Source data section start
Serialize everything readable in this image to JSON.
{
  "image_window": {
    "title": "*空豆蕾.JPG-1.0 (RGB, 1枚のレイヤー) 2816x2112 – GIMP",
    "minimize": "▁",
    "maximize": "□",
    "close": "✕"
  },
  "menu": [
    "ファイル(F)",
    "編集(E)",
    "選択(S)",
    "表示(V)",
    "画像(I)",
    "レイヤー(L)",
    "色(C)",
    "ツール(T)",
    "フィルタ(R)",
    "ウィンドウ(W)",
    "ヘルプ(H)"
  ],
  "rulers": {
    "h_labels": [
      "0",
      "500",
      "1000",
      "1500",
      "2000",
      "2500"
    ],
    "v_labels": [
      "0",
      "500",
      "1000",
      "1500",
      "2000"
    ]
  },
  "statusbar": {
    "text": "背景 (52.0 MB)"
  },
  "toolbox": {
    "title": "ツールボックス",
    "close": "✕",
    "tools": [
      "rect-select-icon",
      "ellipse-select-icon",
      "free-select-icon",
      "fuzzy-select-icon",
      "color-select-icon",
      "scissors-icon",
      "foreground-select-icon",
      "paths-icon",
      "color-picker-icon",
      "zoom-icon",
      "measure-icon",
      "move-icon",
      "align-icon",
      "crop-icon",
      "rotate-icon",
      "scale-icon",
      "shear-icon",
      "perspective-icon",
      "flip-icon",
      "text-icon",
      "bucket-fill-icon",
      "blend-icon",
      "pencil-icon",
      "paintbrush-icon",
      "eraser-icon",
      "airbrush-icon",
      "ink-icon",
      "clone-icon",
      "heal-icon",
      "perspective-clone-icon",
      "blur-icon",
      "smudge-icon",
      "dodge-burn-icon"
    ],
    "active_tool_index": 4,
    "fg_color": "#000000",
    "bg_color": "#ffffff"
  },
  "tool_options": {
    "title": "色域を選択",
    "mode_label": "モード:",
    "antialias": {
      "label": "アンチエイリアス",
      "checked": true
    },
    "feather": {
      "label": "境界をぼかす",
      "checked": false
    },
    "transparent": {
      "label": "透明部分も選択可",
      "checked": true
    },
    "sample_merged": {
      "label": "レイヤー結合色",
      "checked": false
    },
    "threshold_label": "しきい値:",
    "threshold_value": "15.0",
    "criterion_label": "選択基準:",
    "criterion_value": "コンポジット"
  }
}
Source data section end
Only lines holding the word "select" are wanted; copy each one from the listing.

      "rect-select-icon",
      "ellipse-select-icon",
      "free-select-icon",
      "fuzzy-select-icon",
      "color-select-icon",
      "foreground-select-icon",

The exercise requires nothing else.